Despite recognizing Timley's construction of the phrase “force or fear” as establishing alternative means of committing rape, the final paragraph of the alternative means analysis in Wright suggests that the Wright court actually considered force or fear as a single means of committing rape because the only evidence the court cited to support the defendant's rape conviction was evidence showing that the victim was overcome by fear. The Wright court neither mentioned nor analyzed the lack of evidence suggesting that the victim was overcome by force. Admittedly, the defendant in Wright did not specifically raise the argument that force or fear are alternative means of committing rape, but if the phrase truly establishes alternative means—as the Wright court recognized was Timley's holding—then the rape conviction in Wright should have been reversed due to insufficient evidence showing that the victim was overcome by force. However, because the rape conviction was found to be supported by sufficient evidence, Wright can be read as implicitly construing force or fear as a single means of committing rape.
Regardless of whether Wright should be read as an acceptance or ultimate rejection of Timley's construction of the phrase force or fear, one thing is clear: Timley reached the conclusion that the phrase establishes alternative means of committing rape without conducting any analysis of the statutory language. This implies that the Timley court simply assumed that the appearance of an “or” in statutory language automatically creates alternative means for committing a crime. As noted above, the Brown decision did away with this assumption and established a framework for determining for each statute what the legislature's use of the disjunctive “or” is intended to accomplish—establish alternative means or options within a means.

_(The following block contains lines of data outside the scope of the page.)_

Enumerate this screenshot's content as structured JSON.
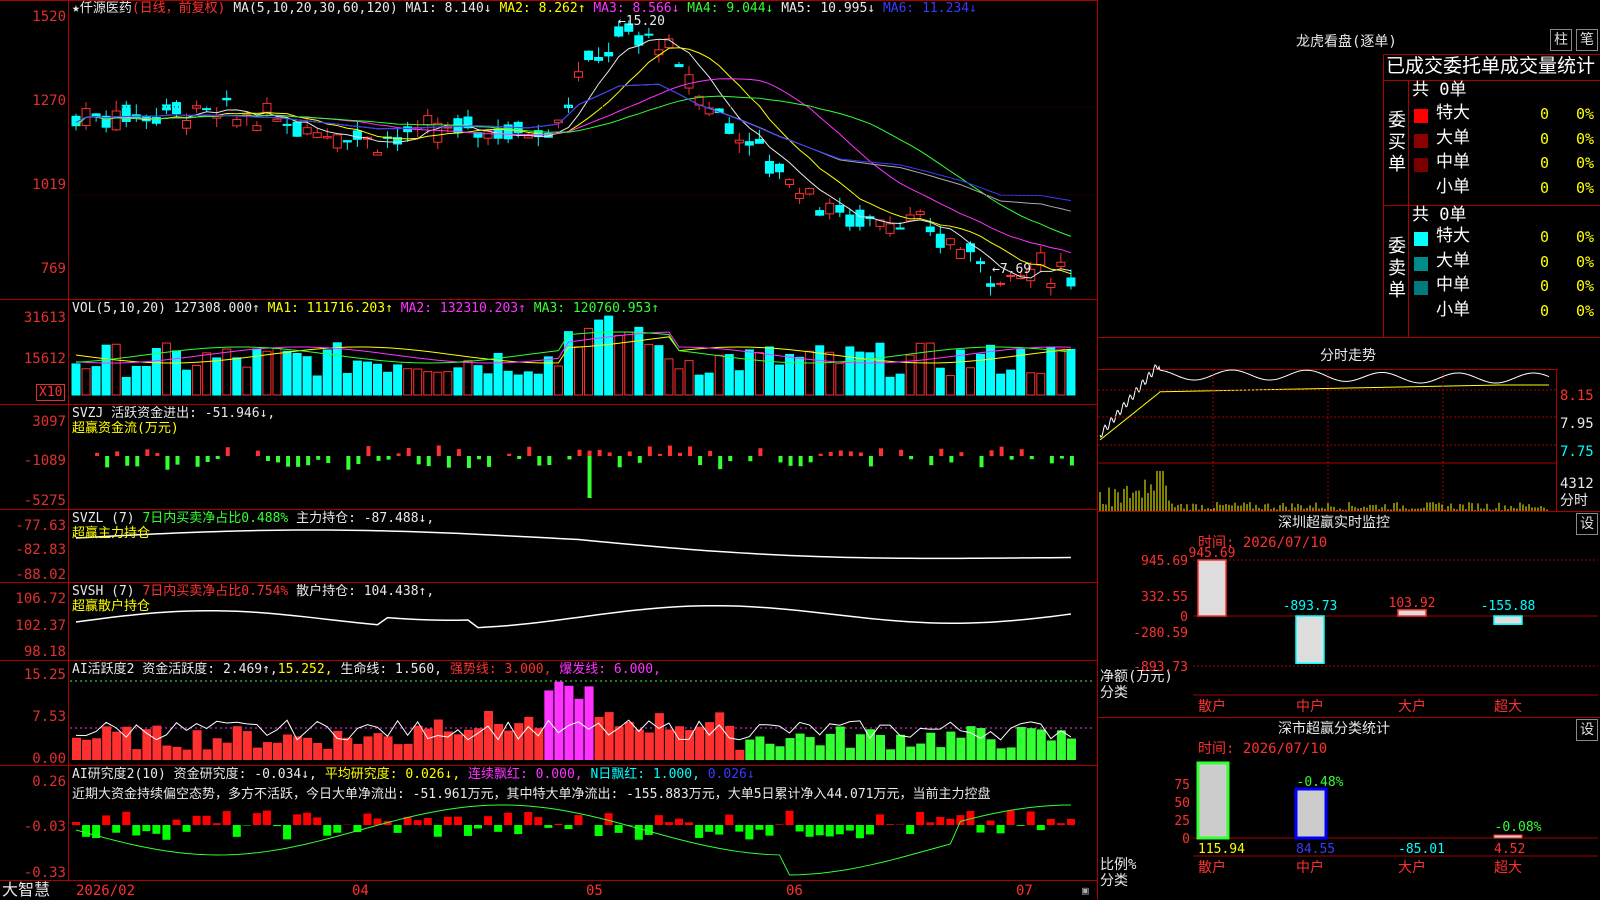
{
  "stock": {
    "name_line": "★仟源医药",
    "period": "(日线，前复权)",
    "ma_label": "MA(5,10,20,30,60,120)",
    "ma1": "MA1: 8.140↓",
    "ma2": "MA2: 8.262↑",
    "ma3": "MA3: 8.566↓",
    "ma4": "MA4: 9.044↓",
    "ma5": "MA5: 10.995↓",
    "ma6": "MA6: 11.234↓",
    "y_labels": [
      "1520",
      "1270",
      "1019",
      "769"
    ],
    "high_label": "←15.20",
    "low_label": "←7.69"
  },
  "vol": {
    "label": "VOL(5,10,20)",
    "value": "127308.000↑",
    "ma1": "MA1: 111716.203↑",
    "ma2": "MA2: 132310.203↑",
    "ma3": "MA3: 120760.953↑",
    "y_labels": [
      "31613",
      "15612"
    ],
    "unit": "X10"
  },
  "svzj": {
    "label": "SVZJ",
    "desc": "活跃资金进出: -51.946↓,",
    "sub": "超赢资金流(万元)",
    "y_labels": [
      "3097",
      "-1089",
      "-5275"
    ]
  },
  "svzl": {
    "label": "SVZL (7)",
    "ratio": "7日内买卖净占比0.488%",
    "hold": "主力持仓: -87.488↓,",
    "sub": "超赢主力持仓",
    "y_labels": [
      "-77.63",
      "-82.83",
      "-88.02"
    ]
  },
  "svsh": {
    "label": "SVSH (7)",
    "ratio": "7日内买卖净占比0.754%",
    "hold": "散户持仓: 104.438↑,",
    "sub": "超赢散户持仓",
    "y_labels": [
      "106.72",
      "102.37",
      "98.18"
    ]
  },
  "ai1": {
    "label": "AI活跃度2 资金活跃度: 2.469↑,",
    "v2": "15.252,",
    "life": "生命线: 1.560,",
    "strong": "强势线: 3.000,",
    "burst": "爆发线: 6.000,",
    "y_labels": [
      "15.25",
      "7.53",
      "0.00"
    ]
  },
  "ai2": {
    "label": "AI研究度2(10) 资金研究度: -0.034↓,",
    "avg": "平均研究度: 0.026↓,",
    "red": "连续飘红: 0.000,",
    "nred": "N日飘红: 1.000,",
    "last": "0.026↓",
    "note": "近期大资金持续偏空态势，多方不活跃，今日大单净流出: -51.961万元，其中特大单净流出: -155.883万元，大单5日累计净入44.071万元，当前主力控盘",
    "y_labels": [
      "0.26",
      "-0.03",
      "-0.33"
    ]
  },
  "xaxis": {
    "app": "大智慧",
    "labels": [
      "2026/02",
      "04",
      "05",
      "06",
      "07"
    ]
  },
  "dragon": {
    "title": "龙虎看盘(逐单)",
    "btn1": "柱",
    "btn2": "笔",
    "header": "已成交委托单成交量统计",
    "buy_label": "委买单",
    "sell_label": "委卖单",
    "buy_total": "共 0单",
    "sell_total": "共 0单",
    "buy_rows": [
      {
        "label": "特大",
        "count": "0",
        "pct": "0%",
        "color": "#ff0000"
      },
      {
        "label": "大单",
        "count": "0",
        "pct": "0%",
        "color": "#8b0000"
      },
      {
        "label": "中单",
        "count": "0",
        "pct": "0%",
        "color": "#7a0000"
      },
      {
        "label": "小单",
        "count": "0",
        "pct": "0%",
        "color": ""
      }
    ],
    "sell_rows": [
      {
        "label": "特大",
        "count": "0",
        "pct": "0%",
        "color": "#00ffff"
      },
      {
        "label": "大单",
        "count": "0",
        "pct": "0%",
        "color": "#008b8b"
      },
      {
        "label": "中单",
        "count": "0",
        "pct": "0%",
        "color": "#007a7a"
      },
      {
        "label": "小单",
        "count": "0",
        "pct": "0%",
        "color": ""
      }
    ]
  },
  "intraday": {
    "title": "分时走势",
    "y_labels": [
      "8.15",
      "7.95",
      "7.75"
    ],
    "vol_label": "4312",
    "vol_unit": "分时"
  },
  "sz_monitor": {
    "title": "深圳超赢实时监控",
    "btn": "设",
    "time": "时间: 2026/07/10",
    "y_labels": [
      "945.69",
      "332.55",
      "0",
      "-280.59",
      "-893.73"
    ],
    "axis_title": "净额(万元)",
    "axis_sub": "分类",
    "bars": [
      {
        "label": "散户",
        "value": "945.69"
      },
      {
        "label": "中户",
        "value": "-893.73"
      },
      {
        "label": "大户",
        "value": "103.92"
      },
      {
        "label": "超大",
        "value": "-155.88"
      }
    ]
  },
  "sz_class": {
    "title": "深市超赢分类统计",
    "btn": "设",
    "time": "时间: 2026/07/10",
    "y_labels": [
      "75",
      "50",
      "25",
      "0"
    ],
    "axis_title": "比例%",
    "axis_sub": "分类",
    "bar_labels": [
      "-0.48%",
      "-0.08%"
    ],
    "values": [
      "115.94",
      "84.55",
      "-85.01",
      "4.52"
    ],
    "cats": [
      "散户",
      "中户",
      "大户",
      "超大"
    ]
  }
}
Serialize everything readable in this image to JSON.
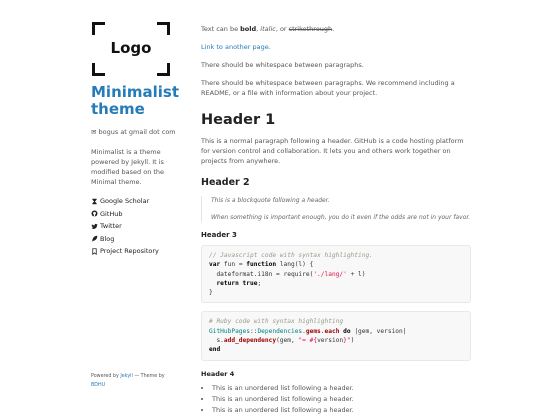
{
  "sidebar": {
    "logo_text": "Logo",
    "site_title": "Minimalist theme",
    "email": "✉ bogus at gmail dot com",
    "description": "Minimalist is a theme powered by Jekyll. It is modified based on the Minimal theme.",
    "nav": [
      {
        "label": "Google Scholar",
        "icon": "hourglass-icon"
      },
      {
        "label": "GitHub",
        "icon": "github-icon"
      },
      {
        "label": "Twitter",
        "icon": "twitter-icon"
      },
      {
        "label": "Blog",
        "icon": "feather-icon"
      },
      {
        "label": "Project Repository",
        "icon": "bookmark-icon"
      }
    ],
    "powered_prefix": "Powered by",
    "powered_jekyll": "Jekyll",
    "powered_middle": " — Theme by",
    "powered_theme": "BDHU"
  },
  "main": {
    "intro": {
      "prefix": "Text can be ",
      "bold": "bold",
      "sep1": ", ",
      "italic": "italic",
      "sep2": ", or ",
      "strike": "strikethrough",
      "suffix": "."
    },
    "link_text": "Link to another page",
    "link_suffix": ".",
    "para1": "There should be whitespace between paragraphs.",
    "para2": "There should be whitespace between paragraphs. We recommend including a README, or a file with information about your project.",
    "h1": "Header 1",
    "para3": "This is a normal paragraph following a header. GitHub is a code hosting platform for version control and collaboration. It lets you and others work together on projects from anywhere.",
    "h2": "Header 2",
    "quote1": "This is a blockquote following a header.",
    "quote2": "When something is important enough, you do it even if the odds are not in your favor.",
    "h3": "Header 3",
    "js": {
      "comment": "// Javascript code with syntax highlighting.",
      "l2a": "var",
      "l2b": " fun = ",
      "l2c": "function",
      "l2d": " lang(l) {",
      "l3a": "  dateformat.i18n = require(",
      "l3b": "'./lang/'",
      "l3c": " + l)",
      "l4a": "  ",
      "l4b": "return",
      "l4c": " ",
      "l4d": "true",
      "l4e": ";",
      "l5": "}"
    },
    "ruby": {
      "comment": "# Ruby code with syntax highlighting",
      "l2a": "GitHubPages",
      "l2b": "::",
      "l2c": "Dependencies",
      "l2d": ".",
      "l2e": "gems",
      "l2f": ".",
      "l2g": "each",
      "l2h": " ",
      "l2i": "do",
      "l2j": " |gem, version|",
      "l3a": "  s.",
      "l3b": "add_dependency",
      "l3c": "(gem, ",
      "l3d": "\"= #{",
      "l3e": "version",
      "l3f": "}\"",
      "l3g": ")",
      "l4": "end"
    },
    "h4": "Header 4",
    "list": [
      "This is an unordered list following a header.",
      "This is an unordered list following a header.",
      "This is an unordered list following a header."
    ]
  },
  "colors": {
    "accent": "#267CB9",
    "heading": "#222222",
    "text": "#555555"
  }
}
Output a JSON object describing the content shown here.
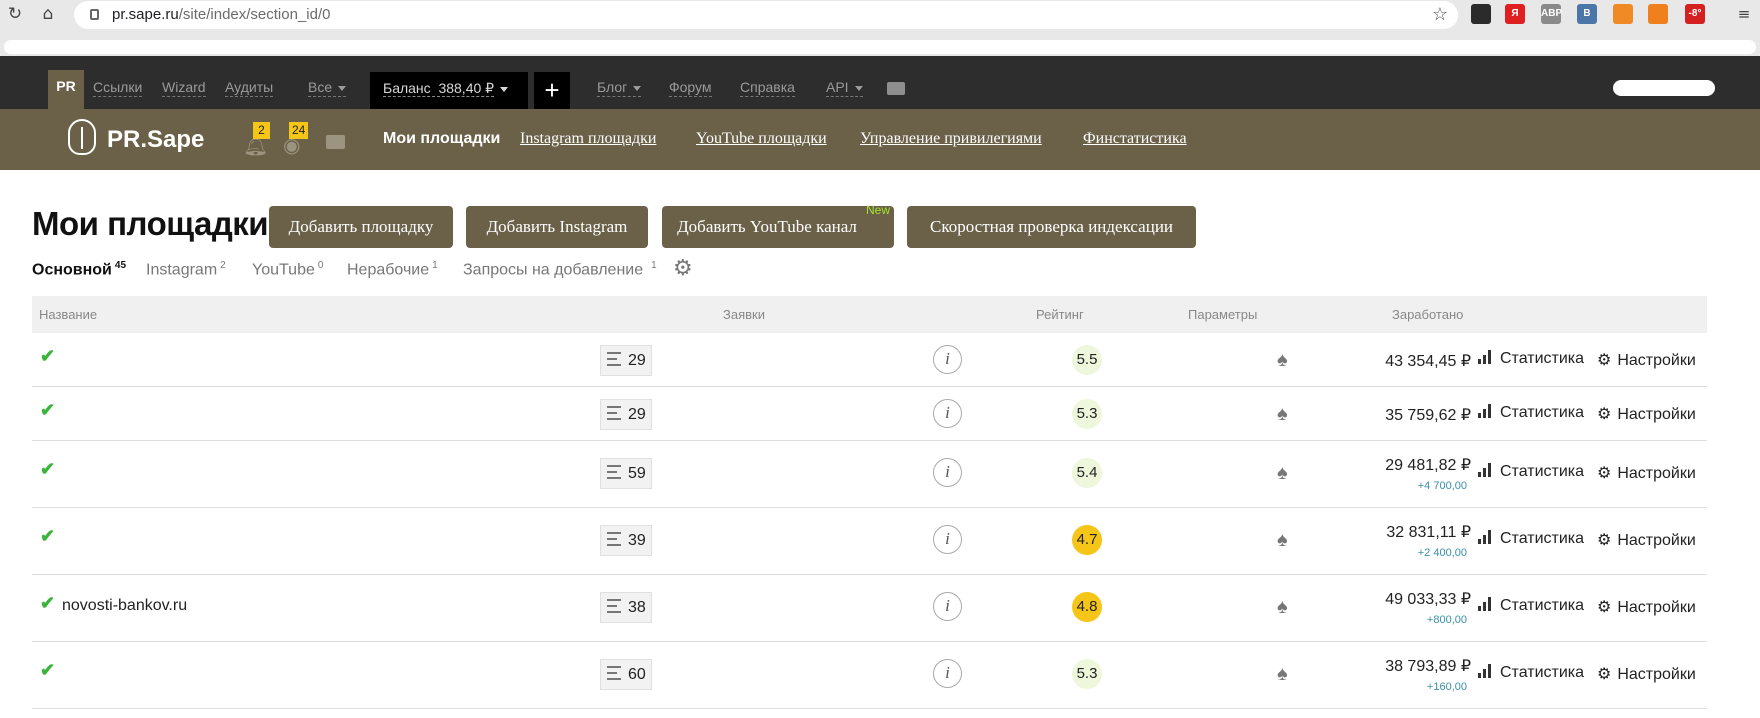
{
  "browser": {
    "url_host": "pr.sape.ru",
    "url_path": "/site/index/section_id/0",
    "extensions": [
      {
        "name": "ext-1",
        "label": "",
        "color": "#2b2b2b"
      },
      {
        "name": "yandex",
        "label": "Я",
        "color": "#e02020"
      },
      {
        "name": "adblock",
        "label": "ABP",
        "color": "#8a8a8a"
      },
      {
        "name": "vk",
        "label": "В",
        "color": "#4a76a8"
      },
      {
        "name": "rss",
        "label": "",
        "color": "#f08a24"
      },
      {
        "name": "ok",
        "label": "",
        "color": "#f07f1e"
      },
      {
        "name": "weather",
        "label": "-8°",
        "color": "#d42020"
      }
    ]
  },
  "topnav": {
    "pr": "PR",
    "links": [
      "Ссылки",
      "Wizard",
      "Аудиты"
    ],
    "all": "Все",
    "balance_label": "Баланс",
    "balance_value": "388,40 ₽",
    "plus": "+",
    "right_links": [
      "Блог",
      "Форум",
      "Справка",
      "API"
    ]
  },
  "brand": {
    "name": "PR.Sape",
    "notifications_count": "2",
    "views_count": "24",
    "nav": [
      "Мои площадки",
      "Instagram площадки",
      "YouTube площадки",
      "Управление привилегиями",
      "Финстатистика"
    ]
  },
  "page": {
    "title": "Мои площадки",
    "buttons": {
      "add_site": "Добавить площадку",
      "add_instagram": "Добавить Instagram",
      "add_youtube": "Добавить YouTube канал",
      "new_badge": "New",
      "index_check": "Скоростная проверка индексации"
    },
    "tabs": [
      {
        "label": "Основной",
        "count": "45"
      },
      {
        "label": "Instagram",
        "count": "2"
      },
      {
        "label": "YouTube",
        "count": "0"
      },
      {
        "label": "Нерабочие",
        "count": "1"
      },
      {
        "label": "Запросы на добавление",
        "count": "1"
      }
    ]
  },
  "table": {
    "headers": {
      "name": "Название",
      "requests": "Заявки",
      "rating": "Рейтинг",
      "params": "Параметры",
      "earned": "Заработано"
    },
    "stat_label": "Статистика",
    "settings_label": "Настройки",
    "info_glyph": "i",
    "rows": [
      {
        "name": "",
        "requests": "29",
        "rating": "5.5",
        "rating_color": "#eef6dc",
        "earned": "43 354,45 ₽",
        "delta": ""
      },
      {
        "name": "",
        "requests": "29",
        "rating": "5.3",
        "rating_color": "#eef6dc",
        "earned": "35 759,62 ₽",
        "delta": ""
      },
      {
        "name": "",
        "requests": "59",
        "rating": "5.4",
        "rating_color": "#eef6dc",
        "earned": "29 481,82 ₽",
        "delta": "+4 700,00"
      },
      {
        "name": "",
        "requests": "39",
        "rating": "4.7",
        "rating_color": "#f5c518",
        "earned": "32 831,11 ₽",
        "delta": "+2 400,00"
      },
      {
        "name": "novosti-bankov.ru",
        "requests": "38",
        "rating": "4.8",
        "rating_color": "#f5c518",
        "earned": "49 033,33 ₽",
        "delta": "+800,00"
      },
      {
        "name": "",
        "requests": "60",
        "rating": "5.3",
        "rating_color": "#eef6dc",
        "earned": "38 793,89 ₽",
        "delta": "+160,00"
      }
    ]
  }
}
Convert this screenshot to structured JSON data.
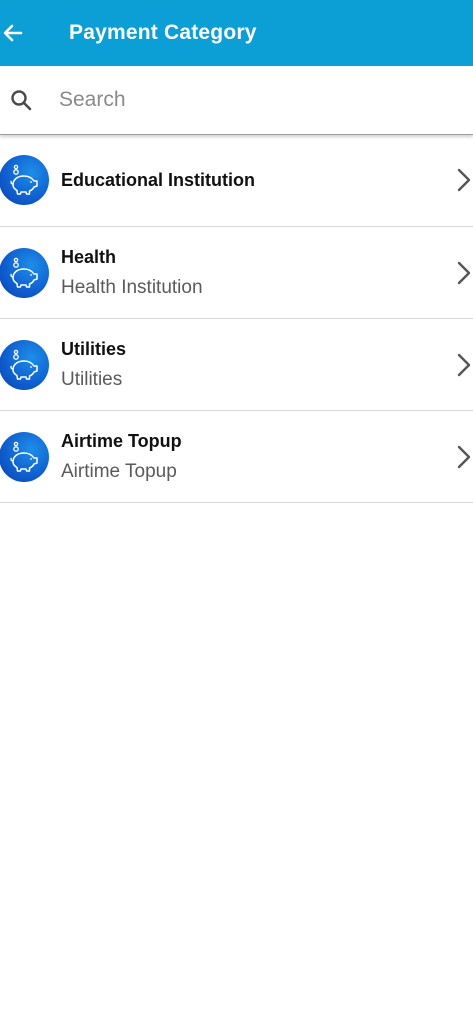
{
  "header": {
    "title": "Payment Category",
    "back_icon": "arrow-left-icon",
    "background_color": "#0b9fd6"
  },
  "search": {
    "placeholder": "Search",
    "value": "",
    "icon": "search-icon"
  },
  "categories": [
    {
      "title": "Educational Institution",
      "subtitle": "",
      "icon": "piggy-bank-icon"
    },
    {
      "title": "Health",
      "subtitle": "Health Institution",
      "icon": "piggy-bank-icon"
    },
    {
      "title": "Utilities",
      "subtitle": "Utilities",
      "icon": "piggy-bank-icon"
    },
    {
      "title": "Airtime Topup",
      "subtitle": "Airtime Topup",
      "icon": "piggy-bank-icon"
    }
  ]
}
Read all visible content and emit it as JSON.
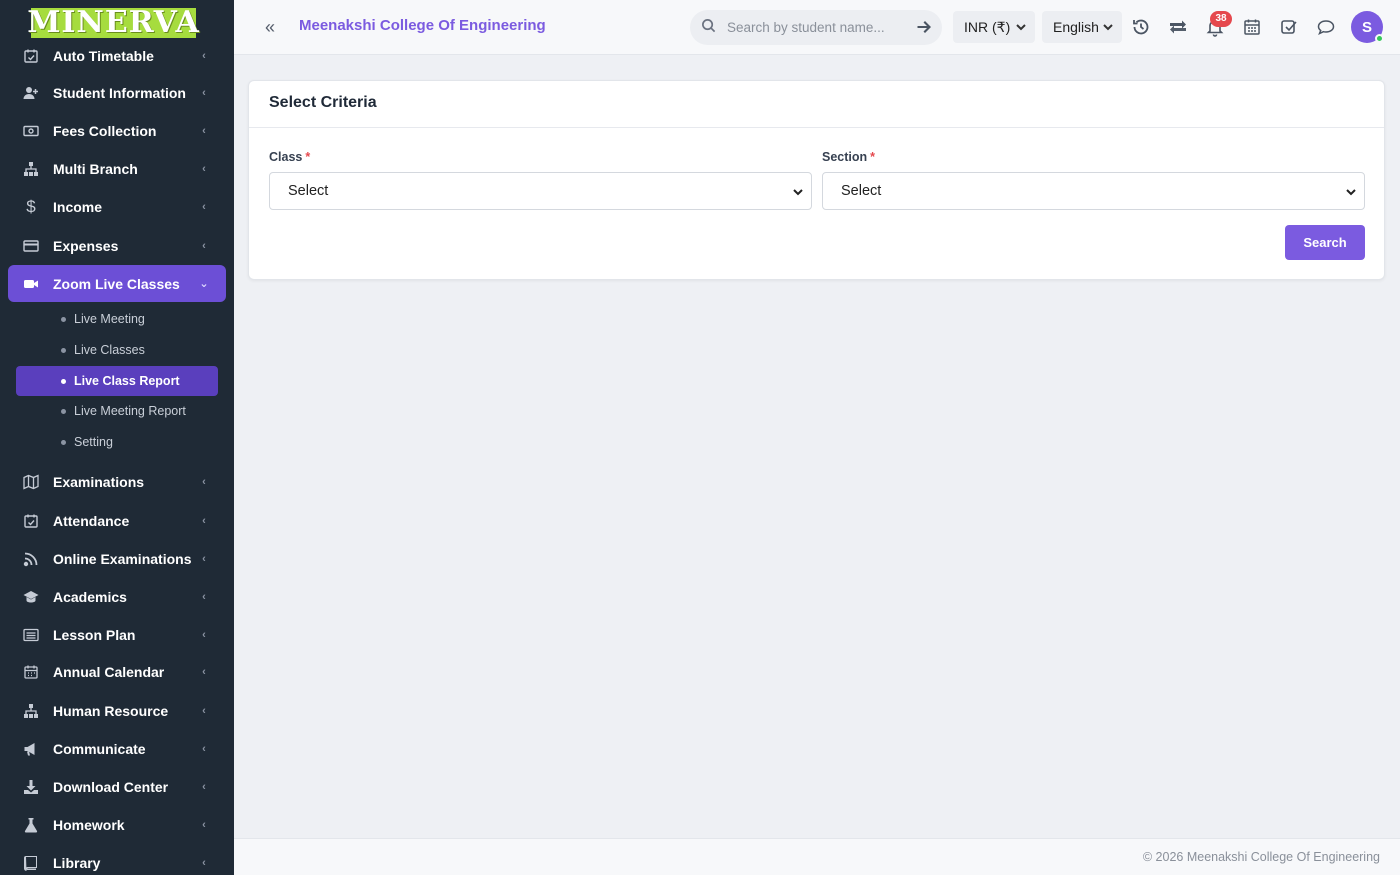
{
  "brand": {
    "logo_text": "MINERVA"
  },
  "header": {
    "title": "Meenakshi College Of Engineering",
    "search_placeholder": "Search by student name...",
    "currency": "INR (₹)",
    "language": "English",
    "notification_count": "38",
    "avatar_initial": "S"
  },
  "sidebar": {
    "items": [
      {
        "label": "Auto Timetable",
        "icon": "calendar-check-icon"
      },
      {
        "label": "Student Information",
        "icon": "user-plus-icon"
      },
      {
        "label": "Fees Collection",
        "icon": "money-icon"
      },
      {
        "label": "Multi Branch",
        "icon": "sitemap-icon"
      },
      {
        "label": "Income",
        "icon": "dollar-icon"
      },
      {
        "label": "Expenses",
        "icon": "credit-card-icon"
      },
      {
        "label": "Zoom Live Classes",
        "icon": "video-icon"
      },
      {
        "label": "Examinations",
        "icon": "map-icon"
      },
      {
        "label": "Attendance",
        "icon": "calendar-check-icon"
      },
      {
        "label": "Online Examinations",
        "icon": "rss-icon"
      },
      {
        "label": "Academics",
        "icon": "graduation-cap-icon"
      },
      {
        "label": "Lesson Plan",
        "icon": "list-icon"
      },
      {
        "label": "Annual Calendar",
        "icon": "calendar-icon"
      },
      {
        "label": "Human Resource",
        "icon": "sitemap-icon"
      },
      {
        "label": "Communicate",
        "icon": "bullhorn-icon"
      },
      {
        "label": "Download Center",
        "icon": "download-icon"
      },
      {
        "label": "Homework",
        "icon": "flask-icon"
      },
      {
        "label": "Library",
        "icon": "book-icon"
      }
    ],
    "sub_items": [
      {
        "label": "Live Meeting"
      },
      {
        "label": "Live Classes"
      },
      {
        "label": "Live Class Report"
      },
      {
        "label": "Live Meeting Report"
      },
      {
        "label": "Setting"
      }
    ],
    "active_item": "Zoom Live Classes",
    "active_sub_item": "Live Class Report"
  },
  "card": {
    "title": "Select Criteria",
    "class_label": "Class",
    "section_label": "Section",
    "required_mark": "*",
    "class_value": "Select",
    "section_value": "Select",
    "search_button": "Search"
  },
  "footer": {
    "text": "© 2026 Meenakshi College Of Engineering"
  },
  "colors": {
    "accent": "#7b5be0",
    "sidebar_bg": "#1f2a36",
    "active_nav": "#6c4fd6",
    "badge": "#e5484d"
  }
}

Based on Brown and its progeny, we conclude that sexual intercourse with a person who does not consent under circumstances when the victim is overcome by force or fear is a single, unified means of committing rape. Accordingly, sufficient evidence supports a defendant's conviction for rape under K.S.A. 21–3502(a)(1)(A) when the jury was instructed that it must find that the victim was overcome by force or fear and evidence of either force or fear was presented at trial. Language contained in Timley and Wright suggesting otherwise is specifically disapproved.
As mentioned above, Nunez concedes on appeal that the State presented sufficient evidence that M.N. was overcome by force when he had nonconsensual sex with her in the bedroom. Because this evidence is sufficient to show that Nunez raped M.N. in violation of K.S.A. 21–3502(a)(1)(A), we affirm the Court of Appeals' decision affirming Nunez' conviction for rape.
Judgment of the Court of Appeals affirming the district court is affirmed. Judgment of the district court is affirmed.